revolutionary plot with Mar and Bowes, or had refused. James
knew of a plot to kidnap him while hunting, planned by Angus
(December 29).^ "The matter is dissembled for the present."

The new Bothwell, Francis, son of a sister of the wicked earl,
was beginning his career of storms by quarrelling with Arran. The
turbulent John Durie, however, was subdued : threats of setting his
head on a spike produced a recantation from him in the pulpit.^*
Mary's influence, Bowes believed, wholly governed James.^^ But at
this time was captured Francis Throckmorton, an agent in Guise's
great doomed project of an invasion of England ; and that enter-
prise was to bring ruin, through Throckmorton's extorted con-
fession, on many of its devisers. The rack, as usual, extracted
from the unhappy Throckmorton all that he knew, and his account
of an intended invasion alarmed the advisers of Elizabeth. They
were really in no great danger : Philip required much more urging
before he would move, and the Pope was stingy. Events were to
prove that England could guard her own. But it seemed desirable
to win over James. That worthy messenger, Archibald Douglas,

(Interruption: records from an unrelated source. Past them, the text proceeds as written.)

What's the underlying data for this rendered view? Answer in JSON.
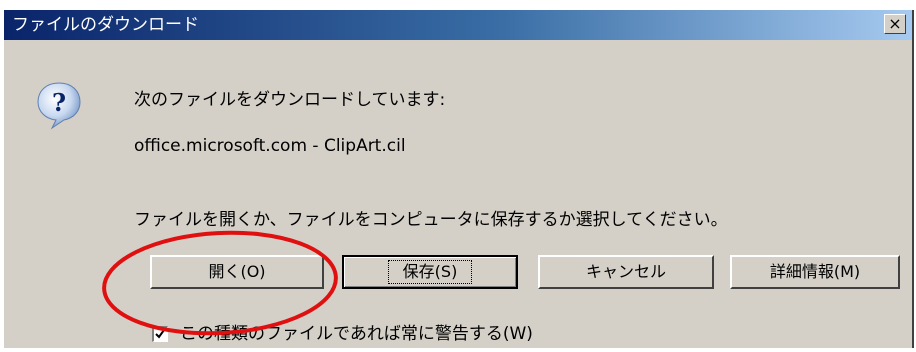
{
  "window": {
    "title": "ファイルのダウンロード",
    "close_label": "×"
  },
  "dialog": {
    "icon": "question-icon",
    "heading": "次のファイルをダウンロードしています:",
    "file_info": "office.microsoft.com - ClipArt.cil",
    "prompt": "ファイルを開くか、ファイルをコンピュータに保存するか選択してください。"
  },
  "buttons": {
    "open": "開く(O)",
    "save": "保存(S)",
    "cancel": "キャンセル",
    "more_info": "詳細情報(M)"
  },
  "checkbox": {
    "label": "この種類のファイルであれば常に警告する(W)",
    "checked": true
  },
  "colors": {
    "titlebar_start": "#0a246a",
    "titlebar_end": "#a6caf0",
    "dialog_bg": "#d4d0c8",
    "annotation": "#e01010"
  }
}
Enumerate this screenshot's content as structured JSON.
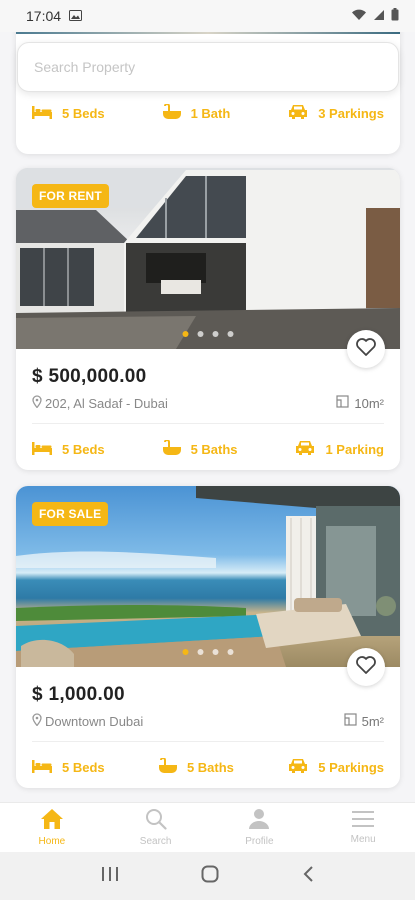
{
  "status": {
    "time": "17:04"
  },
  "search": {
    "placeholder": "Search Property"
  },
  "colors": {
    "accent": "#f5b715",
    "nav_inactive": "#c3c3c3",
    "background": "#f5f5f7"
  },
  "listings": [
    {
      "features": [
        {
          "icon": "bed-icon",
          "label": "5 Beds"
        },
        {
          "icon": "bathtub-icon",
          "label": "1 Bath"
        },
        {
          "icon": "car-icon",
          "label": "3 Parkings"
        }
      ]
    },
    {
      "badge": "FOR RENT",
      "price": "$ 500,000.00",
      "location": "202, Al Sadaf - Dubai",
      "area": "10m²",
      "carousel": {
        "active_index": 0,
        "count": 4
      },
      "features": [
        {
          "icon": "bed-icon",
          "label": "5 Beds"
        },
        {
          "icon": "bathtub-icon",
          "label": "5 Baths"
        },
        {
          "icon": "car-icon",
          "label": "1 Parking"
        }
      ]
    },
    {
      "badge": "FOR SALE",
      "price": "$ 1,000.00",
      "location": "Downtown Dubai",
      "area": "5m²",
      "carousel": {
        "active_index": 0,
        "count": 4
      },
      "features": [
        {
          "icon": "bed-icon",
          "label": "5 Beds"
        },
        {
          "icon": "bathtub-icon",
          "label": "5 Baths"
        },
        {
          "icon": "car-icon",
          "label": "5 Parkings"
        }
      ]
    }
  ],
  "nav": [
    {
      "label": "Home",
      "icon": "home-icon",
      "active": true
    },
    {
      "label": "Search",
      "icon": "search-icon",
      "active": false
    },
    {
      "label": "Profile",
      "icon": "user-icon",
      "active": false
    },
    {
      "label": "Menu",
      "icon": "menu-icon",
      "active": false
    }
  ]
}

was to be sent to Scotland to tell James that Elizabeth would recog-
nise him (January 23, 1584)."^ But on the very next day Bowes,
from Berwick, informed Walsingham of a new plot of the lords of
Mary's party, while the laird of Applegarth accused Angus of a con-
spiracy, already known to James, to seize him in the old way. Two
English emissaries from Mary were working in Scotland ; Bowes
could not identify, and failed to kidnap them, A month later (Feb-
ruary 19, 1584) James took the extraordinary step of writing to the
Pope as well as to Guise. Arran, "that terrible heretic," was at
this time the young king's chief adviser, and we are inclined to sus-
pect that James, alarmed by the plots and rumours of plots, wrote
without Arran's knowledge. He speaks of his gratitude to the
Pope as the friend of his mother, and of his own danger from evil
subjects leagued with Elizabeth, " with the object of utterly ruining
me." Unless aided by the Pope, James will be forced " to second
the design of my greatest enemies and yours," " I hope to be able
to satisfy your Holiness on all other points."^''

James must have been terrified by the plot of the English party,
Angus and the rest, organised by Colville (the man of the Raid of
Ruthven and of the mission to Elizabeth), who was now in exile
at Berwick, working with Bowes. Some bishop, perhaps Patrick
Adamson, who had carried his " feditie " to England on a mission,
stood in the way, and Colville (March 23) thought that he should
be " removed." Up to mid-April " the news was good," said Col-
ville, and on April 19 Bowes was waiting to hear of the success of
the plot. Rothes, Angus, Mar, and others were to meet in Lothian.
Gowrie was loitering at Dundee, ready to join the rebels if they
succeeded, to sail away if they failed. He appears to have been
trimming. Certainly he was in touch with Angus through Hume of
Godscroft. He professed to James his intention of sailing abroad,
but he lingered, watching events, and equally distrusted by both
parties, Elizabeth was being pressed to support the party which she
had so often deserted, when instead of joyous news of the success
of the blow to be dealt on April 18, Bowes received evil intellig-
ence. Arran knew everything, and had only waited till the head of

Online LibraryAndrew LangA history of Scotland from the Roman occupation (Volume 2) → online text (page 31 of 60)